TASK DESCRIPTION
Read through the records below and copy each line that uses the word "JSON".

MATERIALS PROVIDED
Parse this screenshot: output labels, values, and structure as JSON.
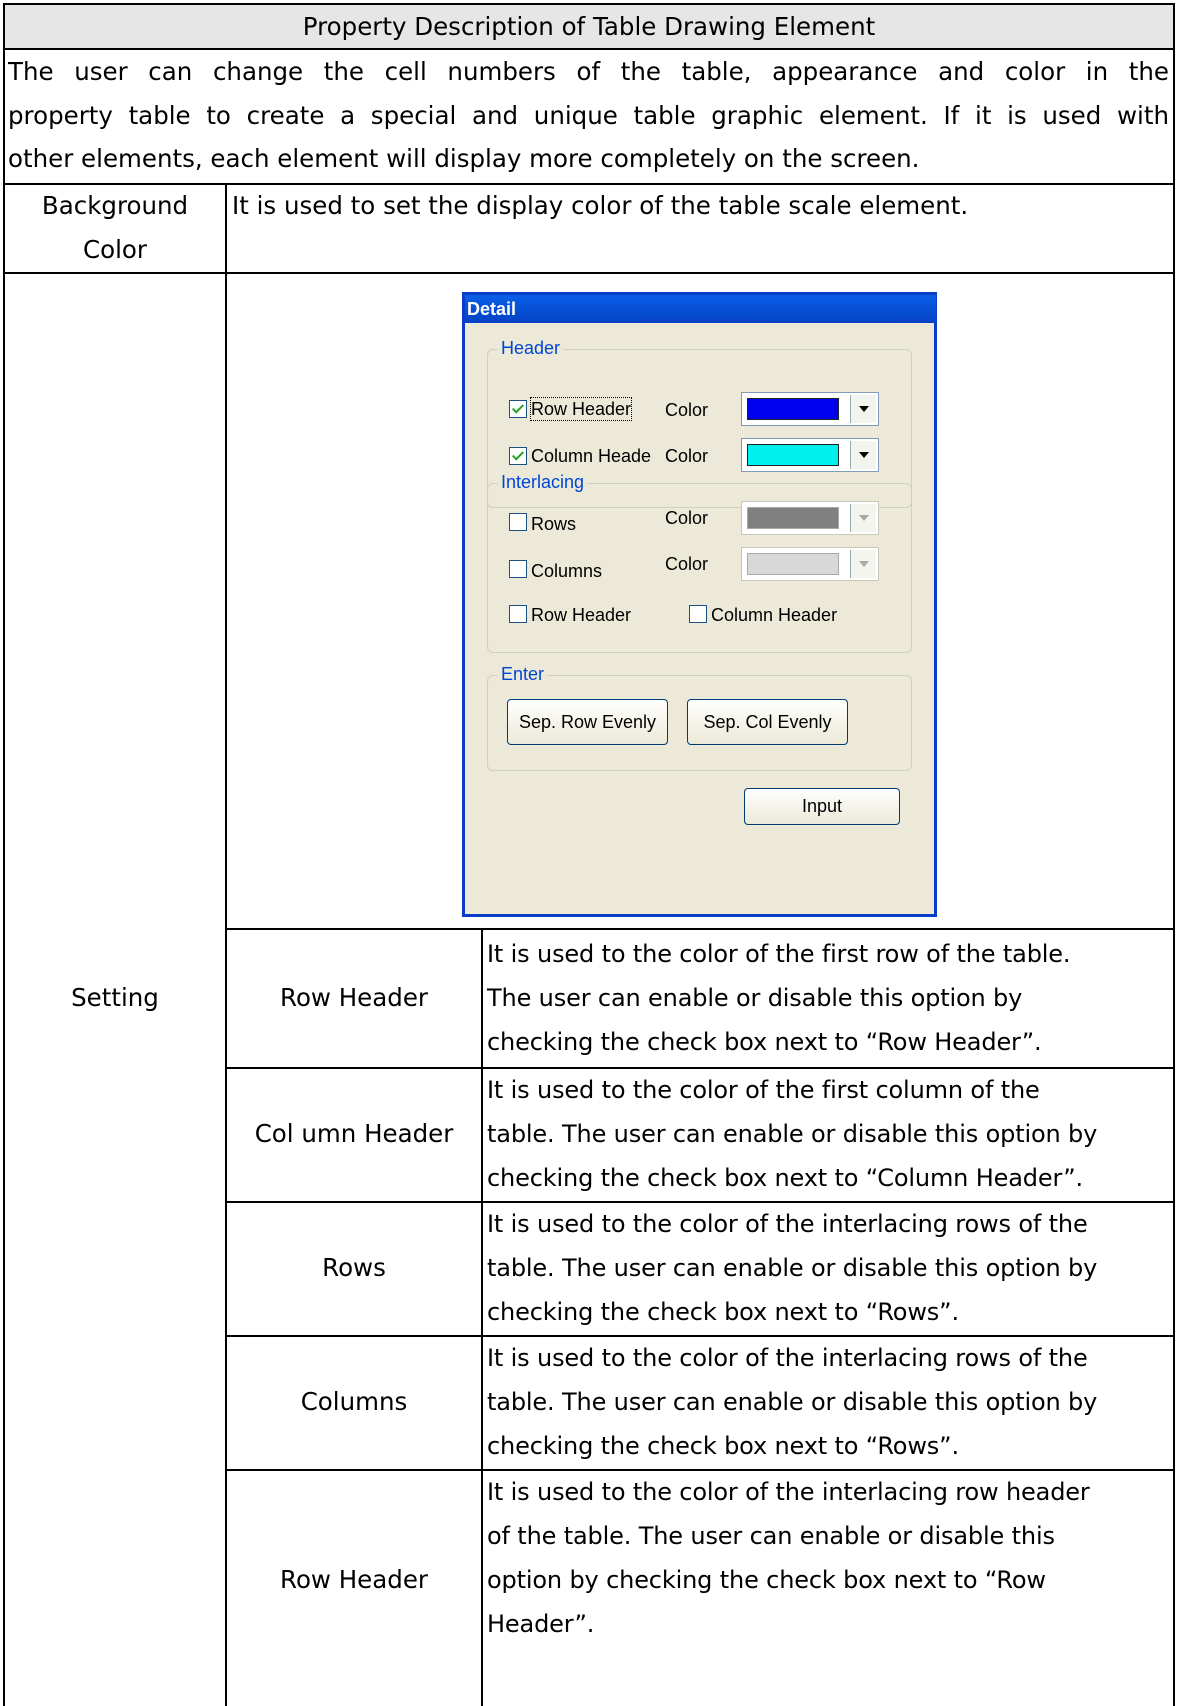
{
  "title": "Property Description of Table Drawing Element",
  "intro_lines": [
    "The user can change the cell numbers of the table, appearance and color in the",
    "property table to create a special and unique table graphic element. If it is used with",
    "other elements, each element will display more completely on the screen."
  ],
  "background_color": {
    "label_line1": "Background",
    "label_line2": "Color",
    "description": "It is used to set the display color of the table scale element."
  },
  "setting_label": "Setting",
  "dialog": {
    "title": "Detail",
    "header_group": "Header",
    "row_header_label": "Row Header",
    "column_header_label": "Column Heade",
    "color_label": "Color",
    "row_header_color": "#0000f0",
    "column_header_color": "#00f0f0",
    "interlacing_group": "Interlacing",
    "rows_label": "Rows",
    "columns_label": "Columns",
    "rows_color": "#808080",
    "columns_color": "#d8d8d8",
    "interlace_row_header_label": "Row Header",
    "interlace_column_header_label": "Column Header",
    "enter_group": "Enter",
    "sep_row_button": "Sep. Row Evenly",
    "sep_col_button": "Sep. Col Evenly",
    "input_button": "Input"
  },
  "settings": [
    {
      "name": "Row Header",
      "lines": [
        "It is used to the color of the first row of the table.",
        "The user can enable or disable this option by",
        "checking the check box next to “Row Header”."
      ]
    },
    {
      "name": "Col umn Header",
      "lines": [
        "It is used to the color of the first column of the",
        "table. The user can enable or disable this option by",
        "checking the check box next to “Column Header”."
      ]
    },
    {
      "name": "Rows",
      "lines": [
        "It is used to the color of the interlacing rows of the",
        "table. The user can enable or disable this option by",
        "checking the check box next to “Rows”."
      ]
    },
    {
      "name": "Columns",
      "lines": [
        "It is used to the color of the interlacing rows of the",
        "table. The user can enable or disable this option by",
        "checking the check box next to “Rows”."
      ]
    },
    {
      "name": "Row Header",
      "lines": [
        "It is used to the color of the interlacing row header",
        "of the table. The user can enable or disable this",
        "option by checking the check box next to “Row",
        "Header”."
      ]
    }
  ]
}
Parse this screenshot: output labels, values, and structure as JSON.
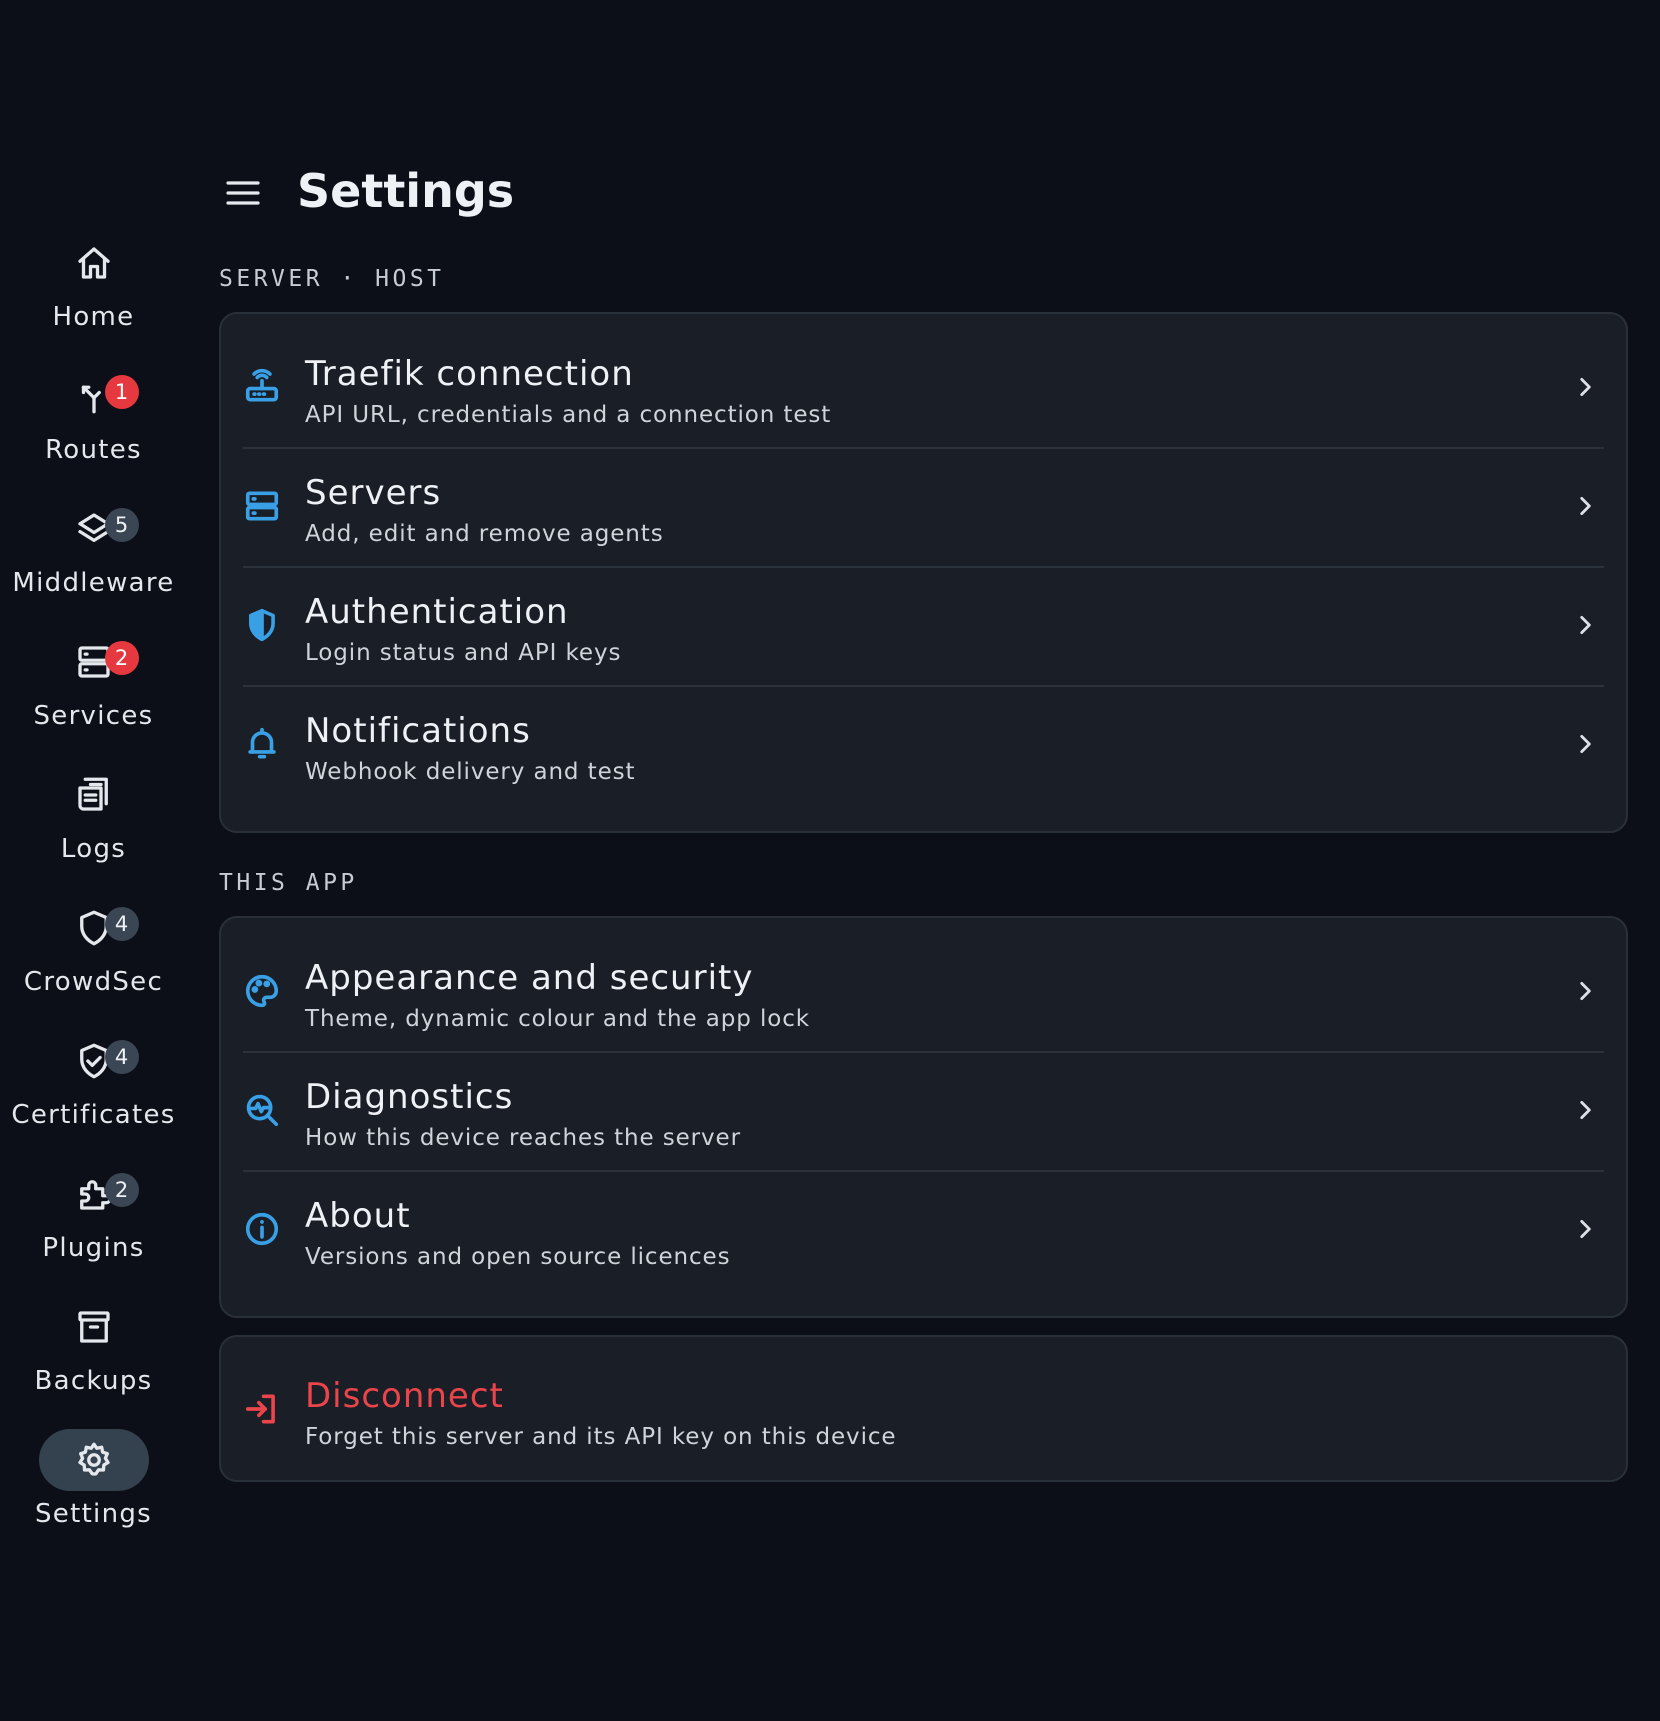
{
  "colors": {
    "background": "#0c0f17",
    "surface": "#1a1e26",
    "accent": "#3aa0e6",
    "danger": "#e9454a",
    "badge_error": "#e5393f",
    "badge_neutral": "#3a4654",
    "active_pill": "#34414f"
  },
  "header": {
    "menu_icon": "menu-icon",
    "title": "Settings"
  },
  "nav": {
    "items": [
      {
        "label": "Home",
        "icon": "home-icon",
        "badge": ""
      },
      {
        "label": "Routes",
        "icon": "routes-icon",
        "badge": "1"
      },
      {
        "label": "Middleware",
        "icon": "layers-icon",
        "badge": "5"
      },
      {
        "label": "Services",
        "icon": "server-icon",
        "badge": "2"
      },
      {
        "label": "Logs",
        "icon": "logs-icon",
        "badge": ""
      },
      {
        "label": "CrowdSec",
        "icon": "shield-icon",
        "badge": "4"
      },
      {
        "label": "Certificates",
        "icon": "shield-check-icon",
        "badge": "4"
      },
      {
        "label": "Plugins",
        "icon": "puzzle-icon",
        "badge": "2"
      },
      {
        "label": "Backups",
        "icon": "archive-icon",
        "badge": ""
      },
      {
        "label": "Settings",
        "icon": "gear-icon",
        "badge": "",
        "active": true
      }
    ]
  },
  "sections": {
    "server": {
      "label": "SERVER · HOST",
      "rows": [
        {
          "title": "Traefik connection",
          "subtitle": "API URL, credentials and a connection test",
          "icon": "router-icon"
        },
        {
          "title": "Servers",
          "subtitle": "Add, edit and remove agents",
          "icon": "dns-icon"
        },
        {
          "title": "Authentication",
          "subtitle": "Login status and API keys",
          "icon": "shield-half-icon"
        },
        {
          "title": "Notifications",
          "subtitle": "Webhook delivery and test",
          "icon": "bell-icon"
        }
      ]
    },
    "app": {
      "label": "THIS APP",
      "rows": [
        {
          "title": "Appearance and security",
          "subtitle": "Theme, dynamic colour and the app lock",
          "icon": "palette-icon"
        },
        {
          "title": "Diagnostics",
          "subtitle": "How this device reaches the server",
          "icon": "diagnostics-icon"
        },
        {
          "title": "About",
          "subtitle": "Versions and open source licences",
          "icon": "info-icon"
        }
      ]
    },
    "disconnect": {
      "title": "Disconnect",
      "subtitle": "Forget this server and its API key on this device",
      "icon": "logout-icon"
    }
  }
}
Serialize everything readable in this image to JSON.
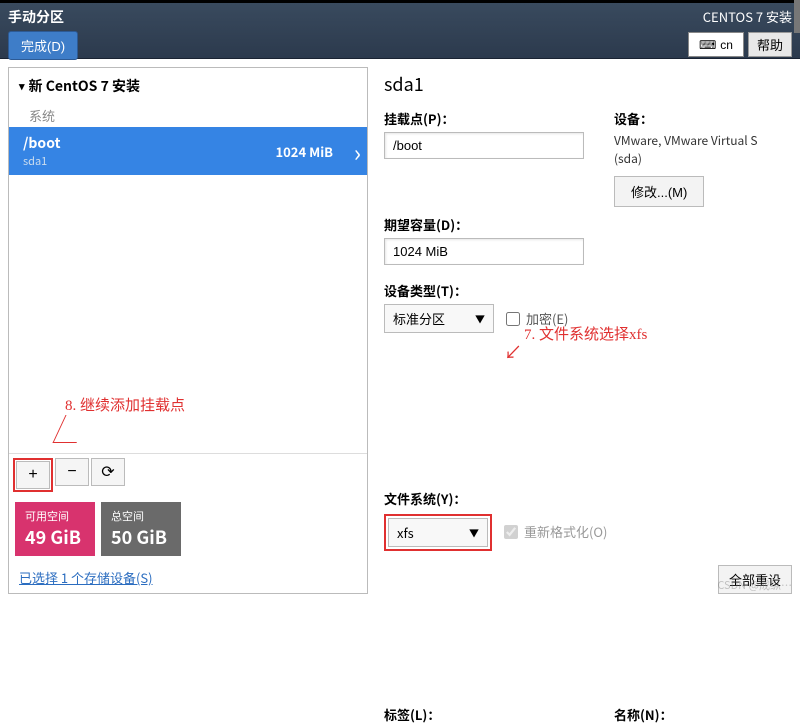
{
  "header": {
    "title": "手动分区",
    "done_btn": "完成(D)",
    "subtitle": "CENTOS 7 安装",
    "lang": "cn",
    "help": "帮助"
  },
  "left": {
    "install_title": "新 CentOS 7 安装",
    "system_label": "系统",
    "partition": {
      "name": "/boot",
      "dev": "sda1",
      "size": "1024 MiB"
    },
    "add_tooltip": "+",
    "remove_tooltip": "−",
    "reload_tooltip": "⟳",
    "avail": {
      "label": "可用空间",
      "value": "49 GiB"
    },
    "total": {
      "label": "总空间",
      "value": "50 GiB"
    },
    "storage_link": "已选择 1 个存储设备(S)"
  },
  "right": {
    "device_title": "sda1",
    "mount_label": "挂载点(P)：",
    "mount_value": "/boot",
    "capacity_label": "期望容量(D)：",
    "capacity_value": "1024 MiB",
    "device_label": "设备：",
    "device_value": "VMware, VMware Virtual S (sda)",
    "modify_btn": "修改...(M)",
    "type_label": "设备类型(T)：",
    "type_value": "标准分区",
    "encrypt_label": "加密(E)",
    "fs_label": "文件系统(Y)：",
    "fs_value": "xfs",
    "reformat_label": "重新格式化(O)",
    "tag_label": "标签(L)：",
    "name_label": "名称(N)：",
    "reset_btn": "全部重设"
  },
  "annotations": {
    "a7": "7. 文件系统选择xfs",
    "a8": "8. 继续添加挂载点"
  },
  "watermark": "CSDN @成纵…"
}
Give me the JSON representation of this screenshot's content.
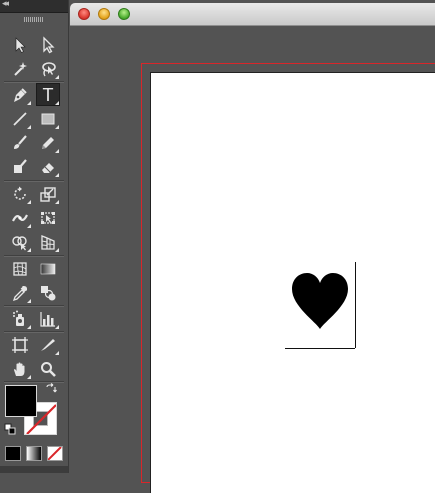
{
  "tools_panel": {
    "collapse_glyph": "◂◂",
    "tools": [
      {
        "name": "selection-tool",
        "icon": "selection-arrow-icon"
      },
      {
        "name": "direct-selection-tool",
        "icon": "direct-selection-arrow-icon"
      },
      {
        "name": "magic-wand-tool",
        "icon": "magic-wand-icon"
      },
      {
        "name": "lasso-tool",
        "icon": "lasso-icon"
      },
      {
        "name": "pen-tool",
        "icon": "pen-icon"
      },
      {
        "name": "type-tool",
        "icon": "type-icon",
        "glyph": "T",
        "active": true
      },
      {
        "name": "line-segment-tool",
        "icon": "line-icon"
      },
      {
        "name": "rectangle-tool",
        "icon": "rectangle-icon"
      },
      {
        "name": "paintbrush-tool",
        "icon": "paintbrush-icon"
      },
      {
        "name": "pencil-tool",
        "icon": "pencil-icon"
      },
      {
        "name": "blob-brush-tool",
        "icon": "blob-brush-icon"
      },
      {
        "name": "eraser-tool",
        "icon": "eraser-icon"
      },
      {
        "name": "rotate-tool",
        "icon": "rotate-icon"
      },
      {
        "name": "scale-tool",
        "icon": "scale-icon"
      },
      {
        "name": "width-tool",
        "icon": "width-icon"
      },
      {
        "name": "free-transform-tool",
        "icon": "free-transform-icon"
      },
      {
        "name": "shape-builder-tool",
        "icon": "shape-builder-icon"
      },
      {
        "name": "perspective-grid-tool",
        "icon": "perspective-grid-icon"
      },
      {
        "name": "mesh-tool",
        "icon": "mesh-icon"
      },
      {
        "name": "gradient-tool",
        "icon": "gradient-icon"
      },
      {
        "name": "eyedropper-tool",
        "icon": "eyedropper-icon"
      },
      {
        "name": "blend-tool",
        "icon": "blend-icon"
      },
      {
        "name": "symbol-sprayer-tool",
        "icon": "symbol-sprayer-icon"
      },
      {
        "name": "column-graph-tool",
        "icon": "column-graph-icon"
      },
      {
        "name": "artboard-tool",
        "icon": "artboard-icon"
      },
      {
        "name": "slice-tool",
        "icon": "slice-icon"
      },
      {
        "name": "hand-tool",
        "icon": "hand-icon"
      },
      {
        "name": "zoom-tool",
        "icon": "zoom-icon"
      }
    ],
    "fill_color": "#000000",
    "stroke": "none",
    "drawing_modes": [
      "color",
      "gradient",
      "none"
    ]
  },
  "document_window": {
    "title": "",
    "controls": [
      "close",
      "minimize",
      "zoom"
    ],
    "bleed_color": "#d9262a",
    "artboard_color": "#ffffff",
    "artwork": {
      "shape": "heart",
      "fill": "#000000"
    }
  },
  "colors": {
    "ui_background": "#535353",
    "accent_red": "#d9262a"
  }
}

EXPECTED ANSWER
Parse this screenshot: output labels, values, and structure as JSON.
Parse this screenshot: output labels, values, and structure as JSON.
Serialize everything readable in this image to JSON.
Give me the JSON representation of this screenshot's content.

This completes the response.